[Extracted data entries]
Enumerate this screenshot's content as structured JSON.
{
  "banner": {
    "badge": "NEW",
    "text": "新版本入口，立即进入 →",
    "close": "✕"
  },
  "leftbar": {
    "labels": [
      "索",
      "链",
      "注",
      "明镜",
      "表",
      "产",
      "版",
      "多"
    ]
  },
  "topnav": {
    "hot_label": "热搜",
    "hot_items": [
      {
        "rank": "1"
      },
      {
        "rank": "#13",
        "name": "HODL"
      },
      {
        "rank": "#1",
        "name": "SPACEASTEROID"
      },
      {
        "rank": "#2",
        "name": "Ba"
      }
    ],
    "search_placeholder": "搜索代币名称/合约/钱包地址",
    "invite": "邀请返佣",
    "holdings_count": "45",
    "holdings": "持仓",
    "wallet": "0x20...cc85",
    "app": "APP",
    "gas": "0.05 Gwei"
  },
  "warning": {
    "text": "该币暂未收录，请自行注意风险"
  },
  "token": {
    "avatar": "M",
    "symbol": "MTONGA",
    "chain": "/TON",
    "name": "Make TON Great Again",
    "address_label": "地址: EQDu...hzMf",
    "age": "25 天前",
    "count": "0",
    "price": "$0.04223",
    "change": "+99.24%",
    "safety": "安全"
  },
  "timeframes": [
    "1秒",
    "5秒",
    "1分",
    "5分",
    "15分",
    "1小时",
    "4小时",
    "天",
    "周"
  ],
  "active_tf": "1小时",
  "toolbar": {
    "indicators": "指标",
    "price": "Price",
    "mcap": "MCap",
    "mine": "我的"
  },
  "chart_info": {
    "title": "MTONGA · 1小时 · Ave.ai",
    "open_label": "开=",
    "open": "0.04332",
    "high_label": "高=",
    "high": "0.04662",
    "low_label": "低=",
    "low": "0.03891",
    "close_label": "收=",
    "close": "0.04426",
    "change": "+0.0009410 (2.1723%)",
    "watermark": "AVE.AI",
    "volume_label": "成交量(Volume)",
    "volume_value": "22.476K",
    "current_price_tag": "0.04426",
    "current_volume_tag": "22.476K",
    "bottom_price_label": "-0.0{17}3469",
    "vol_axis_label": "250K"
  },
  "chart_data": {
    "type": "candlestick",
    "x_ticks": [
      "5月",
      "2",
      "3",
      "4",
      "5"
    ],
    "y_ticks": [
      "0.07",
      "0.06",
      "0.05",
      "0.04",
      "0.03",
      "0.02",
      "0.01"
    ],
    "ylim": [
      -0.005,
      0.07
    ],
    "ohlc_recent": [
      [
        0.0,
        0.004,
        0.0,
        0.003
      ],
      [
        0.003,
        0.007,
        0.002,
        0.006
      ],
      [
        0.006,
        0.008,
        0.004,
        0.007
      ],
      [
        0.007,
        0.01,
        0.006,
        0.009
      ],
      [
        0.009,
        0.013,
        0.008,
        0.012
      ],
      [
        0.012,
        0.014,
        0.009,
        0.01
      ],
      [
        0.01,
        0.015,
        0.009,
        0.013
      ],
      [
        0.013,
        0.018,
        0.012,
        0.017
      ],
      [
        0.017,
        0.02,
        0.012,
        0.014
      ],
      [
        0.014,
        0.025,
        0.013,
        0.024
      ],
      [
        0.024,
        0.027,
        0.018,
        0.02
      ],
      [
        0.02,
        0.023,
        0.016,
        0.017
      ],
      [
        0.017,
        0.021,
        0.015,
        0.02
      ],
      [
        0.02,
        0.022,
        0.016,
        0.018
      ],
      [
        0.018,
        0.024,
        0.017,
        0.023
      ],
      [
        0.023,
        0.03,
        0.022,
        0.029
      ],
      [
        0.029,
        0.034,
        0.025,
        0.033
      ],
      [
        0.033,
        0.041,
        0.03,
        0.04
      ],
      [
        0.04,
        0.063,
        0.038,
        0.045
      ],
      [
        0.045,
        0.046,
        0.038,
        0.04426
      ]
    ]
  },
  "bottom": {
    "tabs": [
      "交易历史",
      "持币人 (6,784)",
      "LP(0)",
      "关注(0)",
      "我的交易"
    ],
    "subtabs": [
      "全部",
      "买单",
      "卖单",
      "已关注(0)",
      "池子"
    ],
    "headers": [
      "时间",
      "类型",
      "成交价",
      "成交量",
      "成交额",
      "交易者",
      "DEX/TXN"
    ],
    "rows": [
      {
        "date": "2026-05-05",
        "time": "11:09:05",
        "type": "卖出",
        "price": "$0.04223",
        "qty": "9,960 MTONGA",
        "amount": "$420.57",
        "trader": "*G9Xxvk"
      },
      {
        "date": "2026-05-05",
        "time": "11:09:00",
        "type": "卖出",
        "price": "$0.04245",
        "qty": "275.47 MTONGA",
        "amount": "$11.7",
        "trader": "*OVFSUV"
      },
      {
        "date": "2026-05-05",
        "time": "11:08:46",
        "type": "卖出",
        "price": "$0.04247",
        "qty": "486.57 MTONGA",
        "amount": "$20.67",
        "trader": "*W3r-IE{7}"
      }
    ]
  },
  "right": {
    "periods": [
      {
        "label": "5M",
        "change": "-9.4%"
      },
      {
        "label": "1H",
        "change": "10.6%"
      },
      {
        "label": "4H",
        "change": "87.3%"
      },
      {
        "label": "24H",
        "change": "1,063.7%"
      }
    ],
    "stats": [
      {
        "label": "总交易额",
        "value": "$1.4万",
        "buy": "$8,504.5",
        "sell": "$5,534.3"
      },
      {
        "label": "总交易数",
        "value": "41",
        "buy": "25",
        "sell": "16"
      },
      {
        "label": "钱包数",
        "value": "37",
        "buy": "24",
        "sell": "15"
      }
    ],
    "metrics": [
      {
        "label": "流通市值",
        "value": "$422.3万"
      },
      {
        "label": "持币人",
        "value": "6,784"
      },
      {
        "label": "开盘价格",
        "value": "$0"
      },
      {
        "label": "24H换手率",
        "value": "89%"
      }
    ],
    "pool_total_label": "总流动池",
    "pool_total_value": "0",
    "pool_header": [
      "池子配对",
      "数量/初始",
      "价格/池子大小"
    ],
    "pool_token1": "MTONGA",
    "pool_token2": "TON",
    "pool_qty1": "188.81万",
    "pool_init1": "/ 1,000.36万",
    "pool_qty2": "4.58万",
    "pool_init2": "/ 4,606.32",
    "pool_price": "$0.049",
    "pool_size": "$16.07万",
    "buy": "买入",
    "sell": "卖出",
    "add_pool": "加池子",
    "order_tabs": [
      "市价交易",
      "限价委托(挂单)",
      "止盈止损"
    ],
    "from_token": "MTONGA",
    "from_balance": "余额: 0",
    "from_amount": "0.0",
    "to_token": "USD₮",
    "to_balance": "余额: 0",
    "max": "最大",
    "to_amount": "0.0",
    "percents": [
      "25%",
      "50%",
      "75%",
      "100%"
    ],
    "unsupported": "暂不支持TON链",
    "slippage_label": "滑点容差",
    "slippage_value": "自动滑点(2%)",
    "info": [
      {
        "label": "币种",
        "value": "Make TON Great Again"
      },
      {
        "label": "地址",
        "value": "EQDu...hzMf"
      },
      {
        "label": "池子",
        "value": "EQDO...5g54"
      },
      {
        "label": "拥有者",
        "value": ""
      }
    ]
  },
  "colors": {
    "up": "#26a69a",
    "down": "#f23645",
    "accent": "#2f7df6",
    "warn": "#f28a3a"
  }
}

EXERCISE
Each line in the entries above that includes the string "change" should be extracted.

OUTPUT OF THE EXERCISE
    "change": "+99.24%",
    "change": "+0.0009410 (2.1723%)",
        "change": "-9.4%"
        "change": "10.6%"
        "change": "87.3%"
        "change": "1,063.7%"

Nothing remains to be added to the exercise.